=== SUPPLIED DATA ===
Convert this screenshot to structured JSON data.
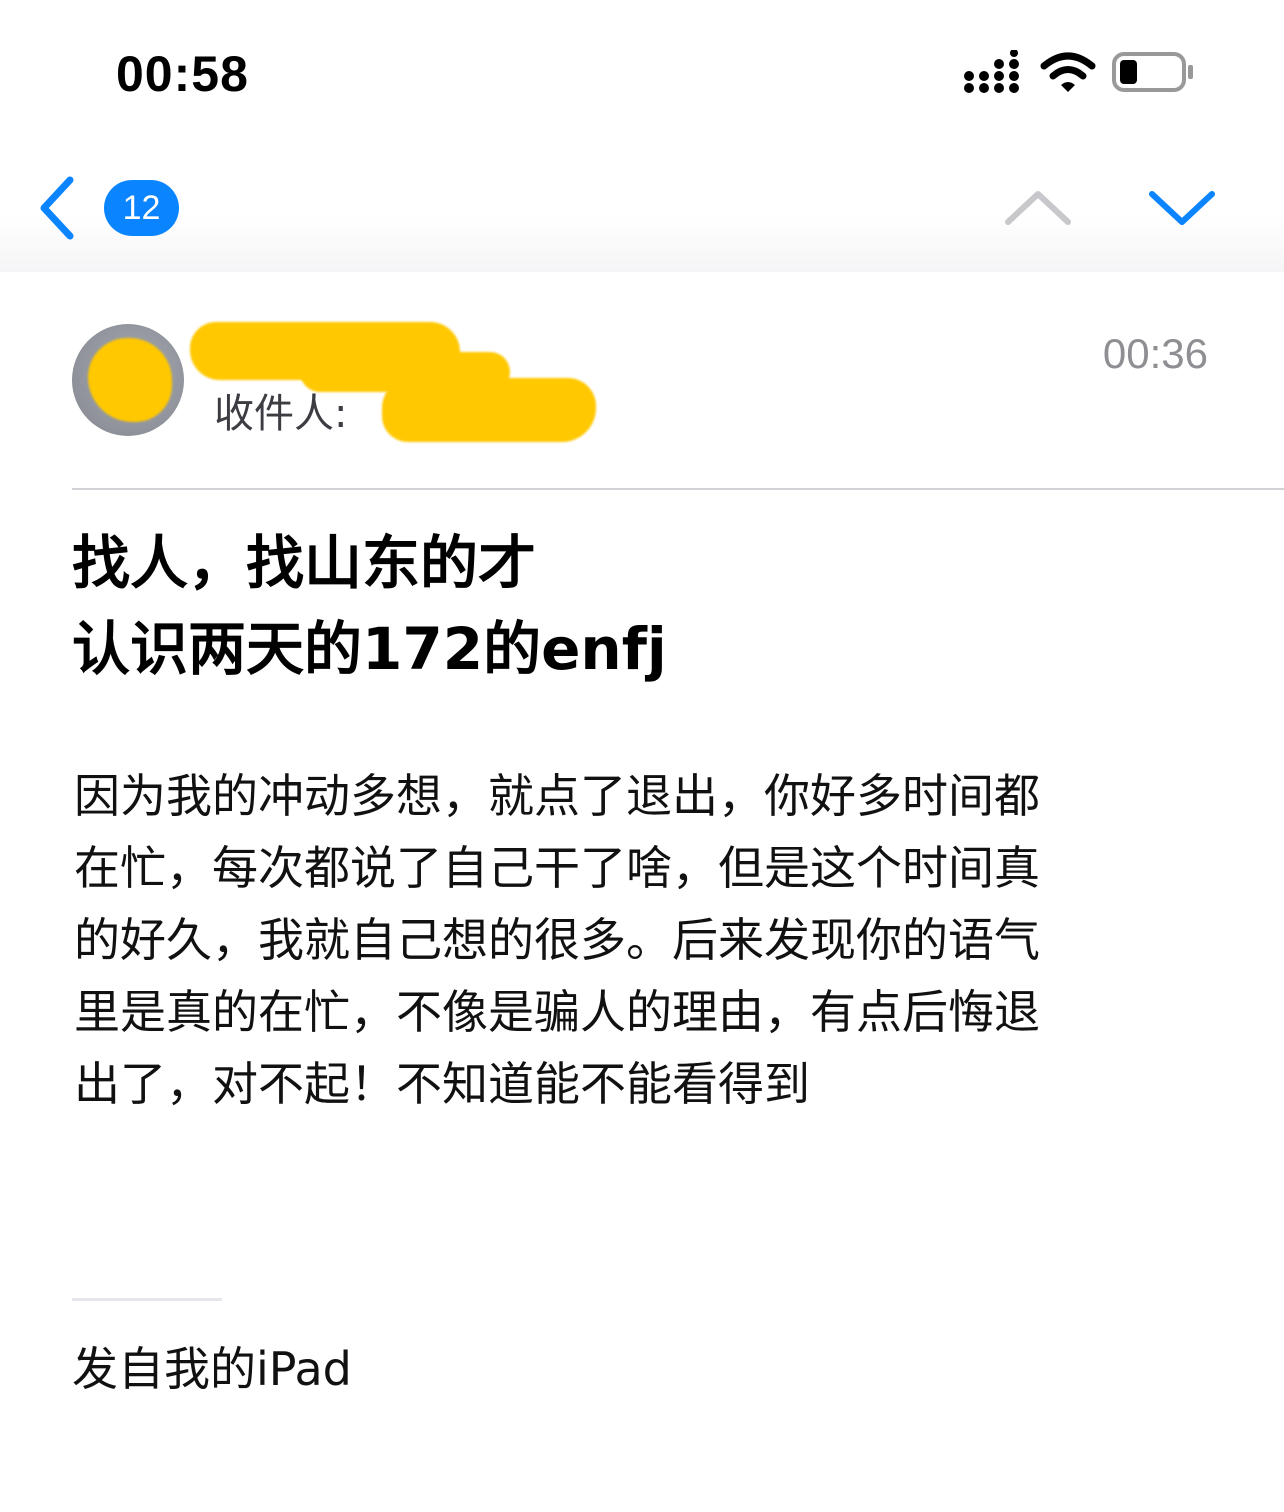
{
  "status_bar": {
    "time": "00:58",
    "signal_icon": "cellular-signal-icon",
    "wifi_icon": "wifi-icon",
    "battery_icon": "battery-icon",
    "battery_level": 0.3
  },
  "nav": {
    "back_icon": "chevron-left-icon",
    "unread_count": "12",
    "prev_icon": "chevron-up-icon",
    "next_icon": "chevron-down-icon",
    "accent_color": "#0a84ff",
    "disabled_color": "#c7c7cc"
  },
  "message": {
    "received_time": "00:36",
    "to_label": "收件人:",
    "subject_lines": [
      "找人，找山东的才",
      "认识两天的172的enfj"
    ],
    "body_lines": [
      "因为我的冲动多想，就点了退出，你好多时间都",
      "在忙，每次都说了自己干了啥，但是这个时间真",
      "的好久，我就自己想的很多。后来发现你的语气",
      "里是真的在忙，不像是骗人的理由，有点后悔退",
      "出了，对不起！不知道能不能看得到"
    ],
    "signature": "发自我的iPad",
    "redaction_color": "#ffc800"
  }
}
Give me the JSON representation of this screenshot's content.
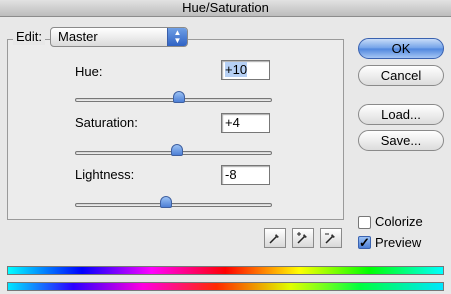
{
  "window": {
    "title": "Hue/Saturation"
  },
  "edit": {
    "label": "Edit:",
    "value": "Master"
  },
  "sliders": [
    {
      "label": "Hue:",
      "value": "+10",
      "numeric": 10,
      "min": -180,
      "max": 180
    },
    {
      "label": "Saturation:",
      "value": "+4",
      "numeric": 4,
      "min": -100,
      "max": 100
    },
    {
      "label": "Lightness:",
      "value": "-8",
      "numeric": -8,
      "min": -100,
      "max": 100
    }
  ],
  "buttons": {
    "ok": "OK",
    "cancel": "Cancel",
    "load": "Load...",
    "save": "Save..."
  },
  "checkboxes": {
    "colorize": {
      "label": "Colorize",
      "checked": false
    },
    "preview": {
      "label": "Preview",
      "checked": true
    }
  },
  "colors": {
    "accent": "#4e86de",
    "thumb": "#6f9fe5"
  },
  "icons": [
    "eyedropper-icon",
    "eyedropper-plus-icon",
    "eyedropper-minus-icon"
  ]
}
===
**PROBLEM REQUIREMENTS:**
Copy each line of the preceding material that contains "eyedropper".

**REPLY:**
    "eyedropper-icon",
    "eyedropper-plus-icon",
    "eyedropper-minus-icon"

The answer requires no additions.